According to UCE lawyer Mark Lim, the three companies were rejected for the ‘wrong reasons’ after spending nine months ‘working hard to acquire the job’. On behalf of the companies, Lim said the RUG has not acted in accordance with European tender regulations.
Fudging the numbers
Peter Hoekstra, council for the RUG, disagrees. The consortium’s proposed price (ninety million euro) is more than the university can or is willing to pay. The RUG originally budgeted the project at fifty-six million euro, which was later bumped up to seventy-five million and then again to eighty million. The job was then privately awarded to a third party.
Hoekstra accuses the consortium of driving up the price by ‘fudging numbers and estimations’. He argued in court that UCE estimates unrealistically high prices to make more profit, aided by the tight construction market.
‘Contractors and construction companies think they can just ask any price they want’, the RUG’s lawyer said. ‘UCE didn’t try hard enough to figure out a cheaper option.’
He named the construction site costs as an example, which the three companies estimated at 2.7 million. ‘With that money, they could buy all new materials and install golden toilets in the Porta-Potties.’
The consortium says the ninety million euro they quoted was fair and in line with the market. But the university opted for a company that quoted the job at ten million euro less. Hoekstra: ‘Ten million is a substantial difference.’
The consortium claims the RUG wasn’t allowed to do business with the other party in the first place and acted counter to tender regulations. They say the RUG backed itself into a corner through ‘unrealistic cost estimations and raising the wrong expectations’ and that the three companies are now suffering the consequences.

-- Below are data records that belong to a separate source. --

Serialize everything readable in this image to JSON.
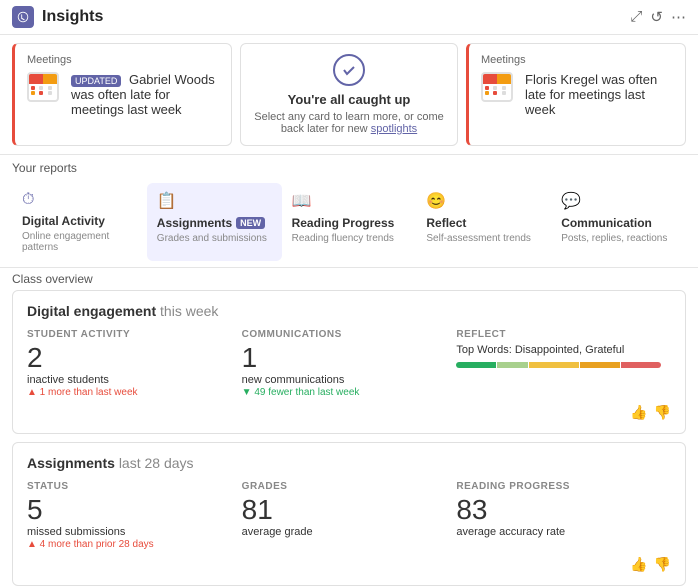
{
  "header": {
    "title": "Insights",
    "expand_label": "⤢",
    "refresh_label": "↺",
    "more_label": "⋯"
  },
  "spotlights": {
    "card1": {
      "section": "Meetings",
      "badge": "UPDATED",
      "text": "Gabriel Woods was often late for meetings last week"
    },
    "card2": {
      "title": "You're all caught up",
      "subtitle": "Select any card to learn more, or come back later for new",
      "link": "spotlights"
    },
    "card3": {
      "section": "Meetings",
      "text": "Floris Kregel was often late for meetings last week"
    }
  },
  "reports": {
    "section_label": "Your reports",
    "items": [
      {
        "id": "digital",
        "icon": "⏱",
        "name": "Digital Activity",
        "sub": "Online engagement patterns",
        "new": false,
        "active": false
      },
      {
        "id": "assignments",
        "icon": "📋",
        "name": "Assignments",
        "sub": "Grades and submissions",
        "new": true,
        "active": true
      },
      {
        "id": "reading",
        "icon": "📖",
        "name": "Reading Progress",
        "sub": "Reading fluency trends",
        "new": false,
        "active": false
      },
      {
        "id": "reflect",
        "icon": "😊",
        "name": "Reflect",
        "sub": "Self-assessment trends",
        "new": false,
        "active": false
      },
      {
        "id": "communication",
        "icon": "💬",
        "name": "Communication",
        "sub": "Posts, replies, reactions",
        "new": false,
        "active": false
      }
    ]
  },
  "class_overview": {
    "section_label": "Class overview",
    "digital": {
      "title": "Digital engagement",
      "period": "this week",
      "student_activity_label": "STUDENT ACTIVITY",
      "student_value": "2",
      "student_desc": "inactive students",
      "student_change": "▲ 1 more than last week",
      "comms_label": "COMMUNICATIONS",
      "comms_value": "1",
      "comms_desc": "new communications",
      "comms_change": "▼ 49 fewer than last week",
      "reflect_label": "REFLECT",
      "reflect_words": "Top Words: Disappointed, Grateful",
      "reflect_bars": [
        {
          "color": "#27ae60",
          "pct": 20
        },
        {
          "color": "#a8d08d",
          "pct": 15
        },
        {
          "color": "#f0c040",
          "pct": 25
        },
        {
          "color": "#e8a020",
          "pct": 20
        },
        {
          "color": "#e06060",
          "pct": 20
        }
      ]
    },
    "assignments": {
      "title": "Assignments",
      "period": "last 28 days",
      "status_label": "STATUS",
      "status_value": "5",
      "status_desc": "missed submissions",
      "status_change": "▲ 4 more than prior 28 days",
      "grades_label": "GRADES",
      "grades_value": "81",
      "grades_desc": "average grade",
      "reading_label": "READING PROGRESS",
      "reading_value": "83",
      "reading_desc": "average accuracy rate"
    }
  }
}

UCE demands that the judge rule in favour of the consortium and award it the job, or they will submit damage claims of up to seven hundred thousand euro. The RUG is willing to discuss compensation but says the proposed sum is much too high.
The parties didn’t reach an agreement on Tuesday. The case will continue at the Groningen court on Monday, June 3.
64,000 square metres, 1,400 students, 850 employees
The Feringa Building, named for RUG Nobel Prize winner Ben Feringa, will be the third new building for the Faculty of Science and Engineering, after the Bernoulliborg and the Linnaeusborg. It’s meant to replace Nijenborgh 4, which is fifty years old.
The new building, which will have 64,000 square metres of floor space and approximately three kilometres of laboratory tables, will be home to 1,400 students and 850 employees. It will be one of the biggest buildings in the Netherlands. The Feringa Building is scheduled to be completed in the summer of 2023.